You would think that would be welcomed by all honourable members and senators. You would think that all honourable members and senators would recognise that pensioners and families are doing it tough and that it is a wise use of the stimulatory package to give them some assistance in these times of uncertainty. But that is not the view of the Leader of the National Party in the Senate. Yesterday Senator Joyce, a member of the coalition leadership team—this is not just any member of the coalition; this is a member of the coalition leadership team—said this on Radio 2GB:

I do have a concern that if you pay people in lump sums it can end up against the wall …

That is what the leader of the National Party in the other place said. Honourable members could be forgiven for saying that you could not think of a more offensive thing to say to Australia’s pensioners, but they would be wrong, because he thought of something more offensive to say today. The Leader of the National Party in the Senate said this as he walked into parliament:

I’m worried about when big chunks of money turn up in one fell swoop just before Christmas, because a couple of weeks later you see a lot of Australia’s $10 billion scattered around the floor with ‘made in China’ on the back.

That is what the Leader of the National Party in the Senate thinks. The snobbery of the Leader of the National Party in the Senate belies not only his lack of economic understanding but also his lack of confidence in Australia’s pensioners and families to spend their money as they see fit. That is what it underlies. I do not think the pensioners of Lindsay or any other electorate would appreciate being lectured by the opposition on how they should spend their money. They will spend it on getting them through tough times.

I note that the opposition cannot even be consistent in their hypocrisy. As the Leader of the National Party in the Senate yesterday criticised the lump sums, the shadow minister for ageing put out a press release claiming credit for them, saying that she had called for them back in May. Perhaps she was taking her cue from the Leader of the Opposition, who famously claimed credit for the banks passing on most of the interest rate reduction recently. I understand the Leader of the Opposition will soon announce that it was really he who invented the internet as well.

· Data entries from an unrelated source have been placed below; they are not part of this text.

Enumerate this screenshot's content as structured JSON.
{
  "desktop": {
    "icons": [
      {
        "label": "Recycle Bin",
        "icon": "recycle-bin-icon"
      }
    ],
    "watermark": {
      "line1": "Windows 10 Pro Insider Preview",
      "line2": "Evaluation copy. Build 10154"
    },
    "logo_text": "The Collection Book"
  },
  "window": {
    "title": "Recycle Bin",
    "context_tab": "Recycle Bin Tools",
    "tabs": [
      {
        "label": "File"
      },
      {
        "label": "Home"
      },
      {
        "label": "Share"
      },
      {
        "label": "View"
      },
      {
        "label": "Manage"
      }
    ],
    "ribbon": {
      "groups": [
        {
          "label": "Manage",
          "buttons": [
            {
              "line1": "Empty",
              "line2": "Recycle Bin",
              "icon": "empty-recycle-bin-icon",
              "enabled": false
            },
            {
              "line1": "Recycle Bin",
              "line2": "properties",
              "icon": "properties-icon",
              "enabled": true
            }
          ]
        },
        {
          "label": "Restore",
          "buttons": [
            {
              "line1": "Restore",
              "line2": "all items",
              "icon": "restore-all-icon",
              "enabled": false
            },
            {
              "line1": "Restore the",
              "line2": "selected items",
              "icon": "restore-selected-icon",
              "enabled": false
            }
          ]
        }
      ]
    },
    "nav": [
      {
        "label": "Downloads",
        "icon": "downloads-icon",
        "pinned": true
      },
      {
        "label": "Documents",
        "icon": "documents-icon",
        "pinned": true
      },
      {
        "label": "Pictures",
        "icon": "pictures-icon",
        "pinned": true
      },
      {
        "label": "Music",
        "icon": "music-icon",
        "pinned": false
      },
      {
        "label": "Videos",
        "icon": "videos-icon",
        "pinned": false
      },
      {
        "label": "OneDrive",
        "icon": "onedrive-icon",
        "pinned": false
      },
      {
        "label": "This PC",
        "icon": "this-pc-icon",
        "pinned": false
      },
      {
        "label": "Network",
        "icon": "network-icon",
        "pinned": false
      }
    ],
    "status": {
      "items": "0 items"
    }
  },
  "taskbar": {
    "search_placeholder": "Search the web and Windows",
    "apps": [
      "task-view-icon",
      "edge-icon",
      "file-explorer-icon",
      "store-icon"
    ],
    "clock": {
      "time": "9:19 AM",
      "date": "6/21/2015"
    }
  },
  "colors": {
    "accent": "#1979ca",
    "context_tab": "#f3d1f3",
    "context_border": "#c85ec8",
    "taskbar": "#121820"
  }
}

He is perfecting the Kath and Kim approach to economics—holding a press conference and saying, ‘Look at me, look at me.’ That is the Kath and Kim approach to economics. The opposition speaks with many voices on this issue; the government speaks with one—one of responsibility and compassion.